Jacobson's theory that pertains to this also shows how communication with language, signs and symbols can be flawed depending on codes as well as sub codes. The way codes and sub codes work is as follows. Words clearly have specific meanings. However, depending on where you are in the world or what you specifically believe in, those words can mean different things to each person. Therefore, the source of information may be different to each person and thus the S&W model cannot be fully applicable because if one transmitter has a different set of information source than the other then information and codes can't be transmitted without misinterpretations. Therefore, if codes have different sub codes depending on the info source communication cannot occur correctly. Sarah says this well in her blog also. An example of codes and sub codes is as follows: the word RIGHT has two different meanings (right handed and right meaning correct). Also, the meaning of words depends on the culture. In England, a lift can mean an elevator but here if could be a device used to lift heavy objects.

Though the Shannon and Weaver model has provided many useful advances in technological communication there have been many more after them that have shown that the theory is not universal and cannot account for many human interactions.

Monday, October 04, 2004

Shannon & Weaver

The basics behind the model that was presented in class not only provides a different way to look at the way we as a society communicate but also how we as an organization communicate as well.
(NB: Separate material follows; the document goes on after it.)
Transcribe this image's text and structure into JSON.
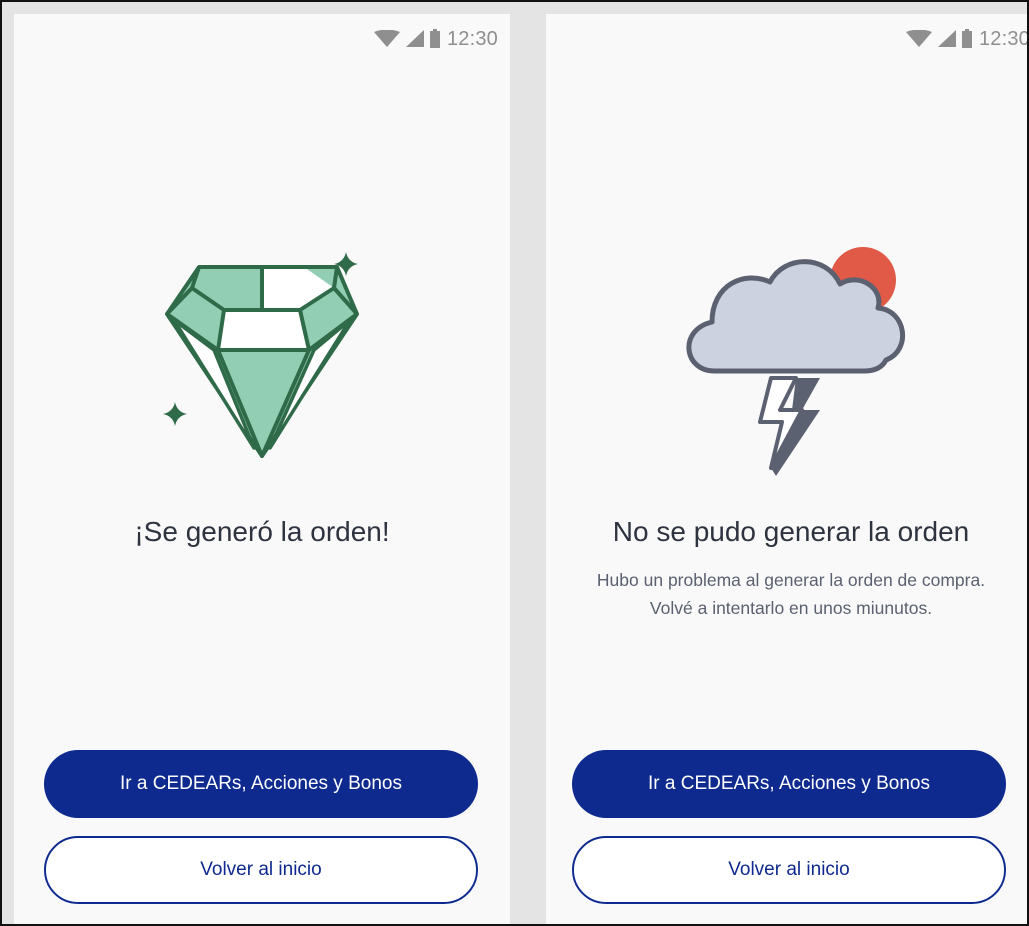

Today's discussion provided a very profound way to look at such communications. One little anecdote that D-Dawg said today still has me sitting in awe of its greatness. The idea was that if our language and communications were of a 75% redundancy then we could do crossword puzzles in three-dimensions.

Redundancy is a topic that makes a lot of sense. Danielle stated this well also in her blog. In literature, repetition is a tool taught to writers to emphasize a specific point or idea. In spoken word, the more repetition there is the more a person walks away with a certain idea and this is usually the same idea for everyone listening. In advertising, redundancy in ads, commercial, press releases, all show a certain idea and provide a message to society. This is the same with SHANNON/WEAVER model. Many ways of communication can't be binary because if the redundancy isn't high then the message isn't clearly intercepted. Sarah also explained binary communication well in her blog

I enjoyed the analogy to the English language and the conversations that we normally have with one another. I would wonder where American Sign Language fit in on the model. I mean theoretically it shouldn't matter if the same source and receptor have the same knowledge of the language but I would wonder whether or not the actual auditory factors have anything to do with it.